Data records for software interfaces:
>>>>>
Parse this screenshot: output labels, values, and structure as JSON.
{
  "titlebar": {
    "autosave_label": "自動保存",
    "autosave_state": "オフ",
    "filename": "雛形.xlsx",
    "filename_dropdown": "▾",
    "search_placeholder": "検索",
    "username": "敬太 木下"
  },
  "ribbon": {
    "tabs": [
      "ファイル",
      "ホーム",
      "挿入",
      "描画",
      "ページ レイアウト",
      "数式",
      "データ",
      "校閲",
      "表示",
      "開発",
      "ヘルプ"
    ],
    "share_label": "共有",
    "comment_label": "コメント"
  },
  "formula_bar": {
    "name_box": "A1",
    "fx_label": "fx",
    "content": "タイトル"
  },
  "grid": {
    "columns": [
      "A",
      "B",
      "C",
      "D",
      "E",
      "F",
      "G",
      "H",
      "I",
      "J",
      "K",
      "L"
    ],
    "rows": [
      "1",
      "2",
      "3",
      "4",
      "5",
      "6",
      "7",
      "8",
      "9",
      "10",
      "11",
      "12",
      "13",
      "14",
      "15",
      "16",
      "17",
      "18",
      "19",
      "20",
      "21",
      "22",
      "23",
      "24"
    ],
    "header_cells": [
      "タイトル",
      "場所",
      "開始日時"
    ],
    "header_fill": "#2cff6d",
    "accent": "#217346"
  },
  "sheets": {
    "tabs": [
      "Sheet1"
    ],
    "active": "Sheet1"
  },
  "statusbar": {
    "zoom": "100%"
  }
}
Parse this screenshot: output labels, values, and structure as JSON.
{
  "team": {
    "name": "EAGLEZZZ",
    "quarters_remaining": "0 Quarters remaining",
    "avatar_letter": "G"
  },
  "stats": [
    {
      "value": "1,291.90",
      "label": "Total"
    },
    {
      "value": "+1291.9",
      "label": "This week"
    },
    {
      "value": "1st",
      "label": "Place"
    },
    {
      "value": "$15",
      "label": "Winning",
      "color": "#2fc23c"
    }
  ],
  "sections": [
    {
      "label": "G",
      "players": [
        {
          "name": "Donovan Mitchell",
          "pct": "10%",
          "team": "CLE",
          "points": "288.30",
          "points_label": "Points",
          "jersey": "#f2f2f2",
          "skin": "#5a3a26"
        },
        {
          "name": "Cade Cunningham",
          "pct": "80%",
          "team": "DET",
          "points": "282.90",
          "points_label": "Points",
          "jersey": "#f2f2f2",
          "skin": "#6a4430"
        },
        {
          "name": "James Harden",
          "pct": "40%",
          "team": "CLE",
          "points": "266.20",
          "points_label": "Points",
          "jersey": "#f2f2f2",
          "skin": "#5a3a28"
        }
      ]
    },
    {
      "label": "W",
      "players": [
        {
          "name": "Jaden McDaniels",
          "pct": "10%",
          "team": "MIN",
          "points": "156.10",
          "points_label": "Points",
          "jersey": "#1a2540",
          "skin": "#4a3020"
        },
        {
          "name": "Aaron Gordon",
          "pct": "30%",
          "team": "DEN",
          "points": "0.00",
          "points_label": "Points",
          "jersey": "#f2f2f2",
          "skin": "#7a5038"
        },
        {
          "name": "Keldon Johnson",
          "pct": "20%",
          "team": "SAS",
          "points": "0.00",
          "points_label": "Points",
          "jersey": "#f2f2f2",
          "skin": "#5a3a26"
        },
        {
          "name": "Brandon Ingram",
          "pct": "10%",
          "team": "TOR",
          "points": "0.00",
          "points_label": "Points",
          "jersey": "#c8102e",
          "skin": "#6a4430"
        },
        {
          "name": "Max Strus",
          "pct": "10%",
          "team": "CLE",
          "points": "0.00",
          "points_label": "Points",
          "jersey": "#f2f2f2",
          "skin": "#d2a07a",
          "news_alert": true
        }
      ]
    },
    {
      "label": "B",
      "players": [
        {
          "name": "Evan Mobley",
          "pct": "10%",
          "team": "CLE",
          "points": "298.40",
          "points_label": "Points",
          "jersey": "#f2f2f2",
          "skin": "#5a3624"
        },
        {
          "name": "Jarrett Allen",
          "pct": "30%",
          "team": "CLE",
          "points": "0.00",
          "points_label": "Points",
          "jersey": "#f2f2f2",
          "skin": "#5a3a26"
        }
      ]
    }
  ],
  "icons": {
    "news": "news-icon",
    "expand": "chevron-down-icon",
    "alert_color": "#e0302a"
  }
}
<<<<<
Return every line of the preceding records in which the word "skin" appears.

== Solution for this task ==
          "skin": "#5a3a26"
          "skin": "#6a4430"
          "skin": "#5a3a28"
          "skin": "#4a3020"
          "skin": "#7a5038"
          "skin": "#5a3a26"
          "skin": "#6a4430"
          "skin": "#d2a07a",
          "skin": "#5a3624"
          "skin": "#5a3a26"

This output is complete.